Research@StAndrews
 
The University of St Andrews

Research@StAndrews:FullText >
University of St Andrews Research >
University of St Andrews Research >
University of St Andrews Research >

Please use this identifier to cite or link to this item: http://hdl.handle.net/10023/1027
This item has been viewed 1 times in the last year. View Statistics

Files in This Item:

File Description SizeFormat
White-BMCMolecularBiology2008-9.pdf721.62 kBAdobe PDFView/Open
Title: The Mre11 protein interacts with both Rad50 and the HerA bipolar helicase and is recruited to DNA following gamma irradiation in the archaeon Sulfolobus acidocaldarius
Authors: Quaiser, Achim
Constantinesco, Florence
White, Malcolm F
Forterre, Patrick
Elie, Christiane
Keywords: Strand break repair
Hyperthermophilic archaeon
Homologous recombination
Pyrococcus-furiosus
Escherichia-coli
Thermophilic archaea
Ionizing-radiation
Chromosome segregation
Genetic-recombination
Replication forks
QH426 Genetics
Issue Date: 22-Feb-2008
Citation: Quaiser , A , Constantinesco , F , White , M F , Forterre , P & Elie , C 2008 , ' The Mre11 protein interacts with both Rad50 and the HerA bipolar helicase and is recruited to DNA following gamma irradiation in the archaeon Sulfolobus acidocaldarius ' BMC Molecular Biology , vol 9 , 25 .
Abstract: Background: The ubiquitous Rad50 and Mre11 proteins play a key role in many processes involved in the maintenance of genome integrity in Bacteria and Eucarya, but their function in the Archaea is presently unknown.

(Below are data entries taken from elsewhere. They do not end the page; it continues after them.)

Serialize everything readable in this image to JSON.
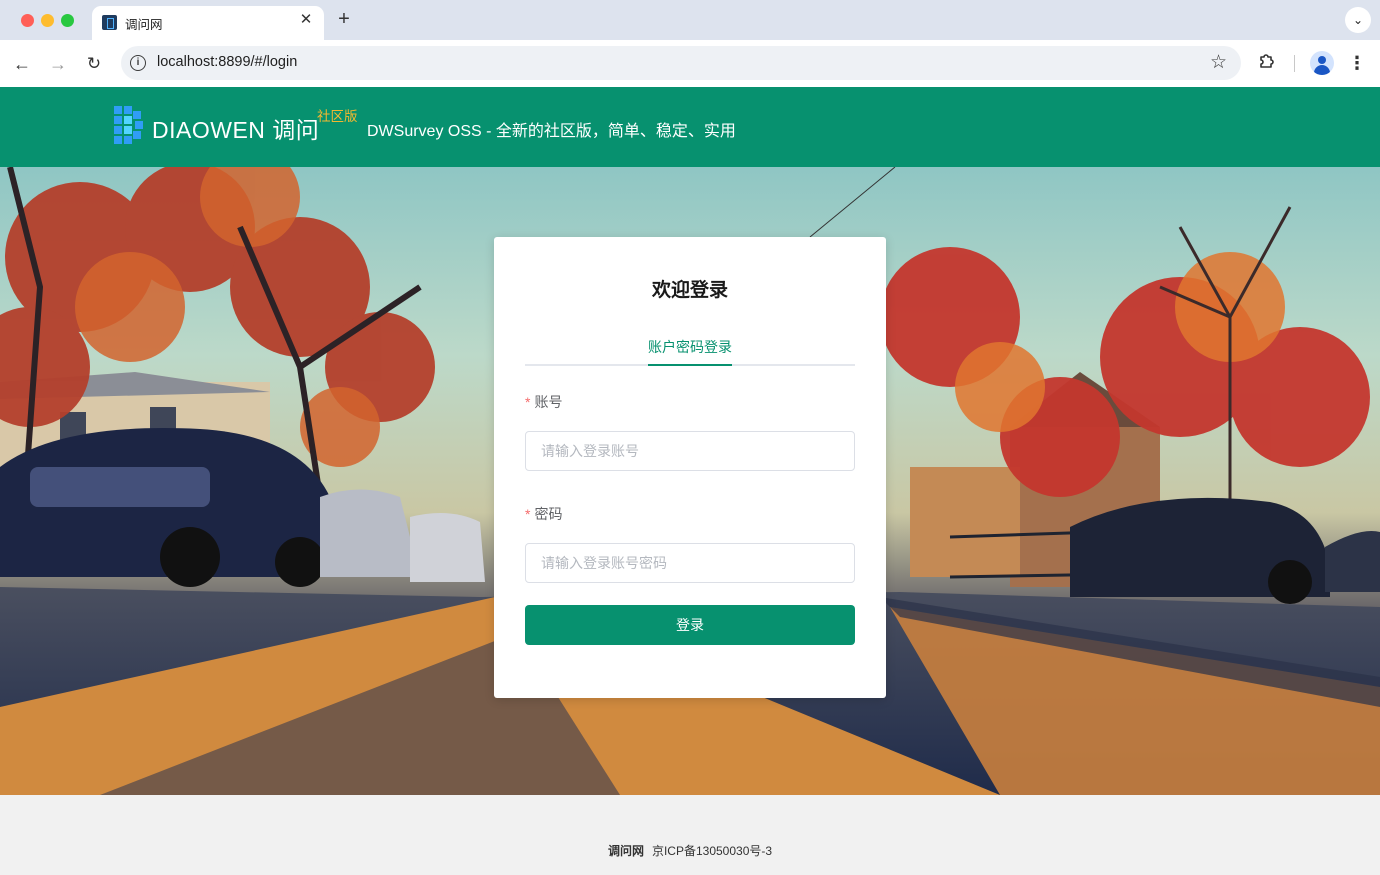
{
  "browser": {
    "tab_title": "调问网",
    "tab_close": "✕",
    "new_tab": "+",
    "tab_menu": "⌄",
    "url": "localhost:8899/#/login",
    "icons": [
      "close-icon",
      "plus-icon",
      "chevron-down-icon",
      "back-icon",
      "forward-icon",
      "reload-icon",
      "info-icon",
      "star-icon",
      "extensions-icon",
      "profile-icon",
      "kebab-menu-icon"
    ]
  },
  "header": {
    "logo_text": "DIAOWEN 调问",
    "edition": "社区版",
    "slogan": "DWSurvey OSS - 全新的社区版，简单、稳定、实用",
    "brand_color": "#07916f"
  },
  "login": {
    "title": "欢迎登录",
    "tab_label": "账户密码登录",
    "required_mark": "*",
    "account_label": "账号",
    "account_placeholder": "请输入登录账号",
    "account_value": "",
    "password_label": "密码",
    "password_placeholder": "请输入登录账号密码",
    "password_value": "",
    "submit_label": "登录"
  },
  "footer": {
    "brand": "调问网",
    "icp": "京ICP备13050030号-3"
  }
}
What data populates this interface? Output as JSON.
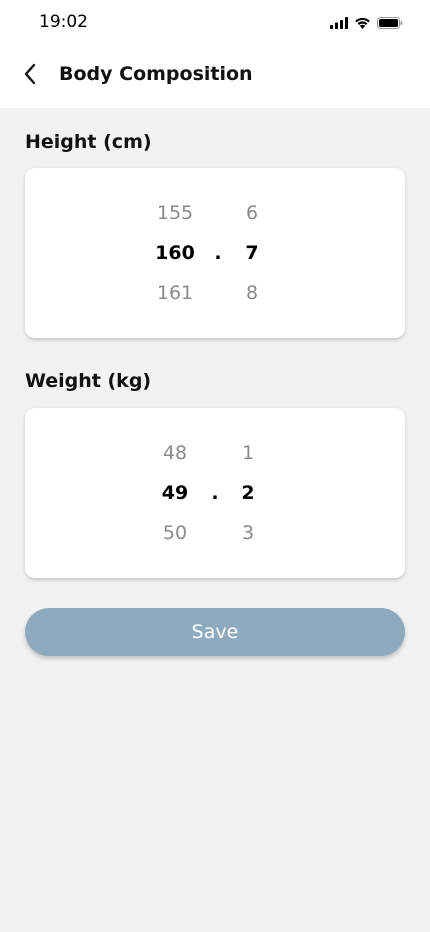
{
  "status_bar": {
    "time": "19:02",
    "icons": [
      "cellular-signal-icon",
      "wifi-icon",
      "battery-icon"
    ]
  },
  "header": {
    "back_icon": "chevron-left-icon",
    "title": "Body Composition"
  },
  "height": {
    "label": "Height (cm)",
    "integer": {
      "above": "155",
      "selected": "160",
      "below": "161"
    },
    "separator": ".",
    "decimal": {
      "above": "6",
      "selected": "7",
      "below": "8"
    }
  },
  "weight": {
    "label": "Weight (kg)",
    "integer": {
      "above": "48",
      "selected": "49",
      "below": "50"
    },
    "separator": ".",
    "decimal": {
      "above": "1",
      "selected": "2",
      "below": "3"
    }
  },
  "save_button": {
    "label": "Save"
  },
  "colors": {
    "background": "#f2f2f2",
    "card": "#ffffff",
    "save_button": "#8eaabf",
    "dim_text": "#8a8a8a"
  }
}
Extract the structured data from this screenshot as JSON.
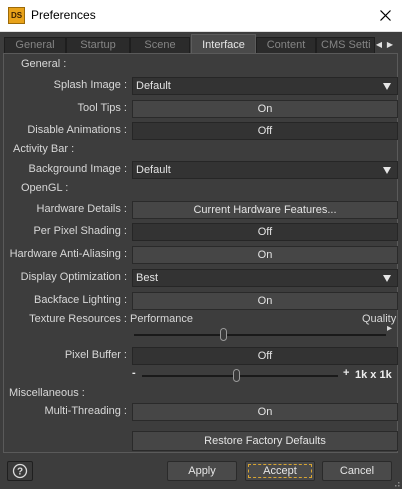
{
  "window": {
    "app_icon_text": "DS",
    "title": "Preferences"
  },
  "tabs": [
    {
      "label": "General"
    },
    {
      "label": "Startup"
    },
    {
      "label": "Scene"
    },
    {
      "label": "Interface",
      "active": true
    },
    {
      "label": "Content"
    },
    {
      "label": "CMS Setti"
    }
  ],
  "general": {
    "heading": "General :",
    "splash_image": {
      "label": "Splash Image :",
      "value": "Default"
    },
    "tool_tips": {
      "label": "Tool Tips :",
      "value": "On"
    },
    "disable_animations": {
      "label": "Disable Animations :",
      "value": "Off"
    }
  },
  "activity_bar": {
    "heading": "Activity Bar :",
    "background_image": {
      "label": "Background Image :",
      "value": "Default"
    }
  },
  "opengl": {
    "heading": "OpenGL :",
    "hardware_details": {
      "label": "Hardware Details :",
      "value": "Current Hardware Features..."
    },
    "per_pixel_shading": {
      "label": "Per Pixel Shading :",
      "value": "Off"
    },
    "hardware_anti_aliasing": {
      "label": "Hardware Anti-Aliasing :",
      "value": "On"
    },
    "display_optimization": {
      "label": "Display Optimization :",
      "value": "Best"
    },
    "backface_lighting": {
      "label": "Backface Lighting :",
      "value": "On"
    },
    "texture_resources": {
      "label": "Texture Resources :",
      "min_label": "Performance",
      "max_label": "Quality",
      "level": 0.35
    },
    "pixel_buffer": {
      "label": "Pixel Buffer :",
      "value": "Off",
      "minus": "-",
      "plus": "+",
      "size_label": "1k x 1k",
      "level": 0.48
    }
  },
  "misc": {
    "heading": "Miscellaneous :",
    "multi_threading": {
      "label": "Multi-Threading :",
      "value": "On"
    },
    "restore_defaults": "Restore Factory Defaults"
  },
  "footer": {
    "apply": "Apply",
    "accept": "Accept",
    "cancel": "Cancel"
  }
}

We showed previously that in most hyperthermophilic archaea, rad50-mre11 genes are linked to nurA encoding both a single-strand endonuclease and a 5' to 3' exonuclease, and herA, encoding a bipolar DNA helicase which suggests the involvement of the four proteins in common molecular pathway(s). Since genetic tools for hyperthermophilic archaea are just emerging, we utilized immuno-detection approaches to get the first in vivo data on the role(s) of these proteins in the hyperthermophilic crenarchaeon Sulfolobus acidocaldarius. Results: We first showed that S. acidocaldarius can repair DNA damage induced by high doses of gamma rays, and we performed a time course analysis of the total levels and sub-cellular partitioning of Rad50, Mre11, HerA and NurA along with the RadA recombinase in both control and irradiated cells. We found that during the exponential phase, all proteins are synthesized and display constant levels, but that all of them exhibit a different sub-cellular partitioning. Following gamma irradiation, both Mre11 and RadA are immediately recruited to DNA and remain DNA-bound in the course of DNA repair. Furthermore, we show by immuno-precipitation assays that Rad50, Mre11 and the HerA helicase interact altogether. Conclusion: Our analyses strongly support that in Sulfolobus acidocaldarius, the Mre11 protein and the RadA recombinase might play an active role in the repair of DNA damage introduced by gamma rays and/or may act as DNA damage sensors. Moreover, our results demonstrate the functional interaction between Mre11, Rad50 and the HerA helicase and suggest that each protein play different roles when acting on its own or in association with its partners. This report provides the first in vivo evidence supporting the implication of the Mre11 protein in DNA repair processes in the Archaea and showing its interaction with both Rad50 and the HerA bipolar helicase. Further studies on the functional interactions between these proteins, the NurA nuclease and the RadA recombinase, will allow us to define their roles and mechanism of action.
Version: Publisher PDF
Status: Peer reviewed
URI: http://hdl.handle.net/10023/1027
DOI: http://dx.doi.org/10.1186/1471-2199-9-25
ISSN: 1471-2199
Type: Journal article
Rights: This is an Open Access article distributed under the terms of the Creative Commons Attribution License (http://creativecommons.org/licenses/by/2.0), which permits unrestricted use, distribution, and reproduction in any medium, provided the original work is properly cited.
Appears in Collections:University of St Andrews Research
Biology Research
Biomedical Sciences Research Complex (BSRC) Research



This item is protected by original copyright

Items in DSpace are protected by copyright, with all rights reserved, unless otherwise indicated.

 

DSpace Software Copyright © 2002-2012  Duraspace - Feedback
For help contact: Digital-Repository@st-andrews.ac.uk | Copyright for this page belongs to St Andrews University Library | Terms and Conditions (Cookies)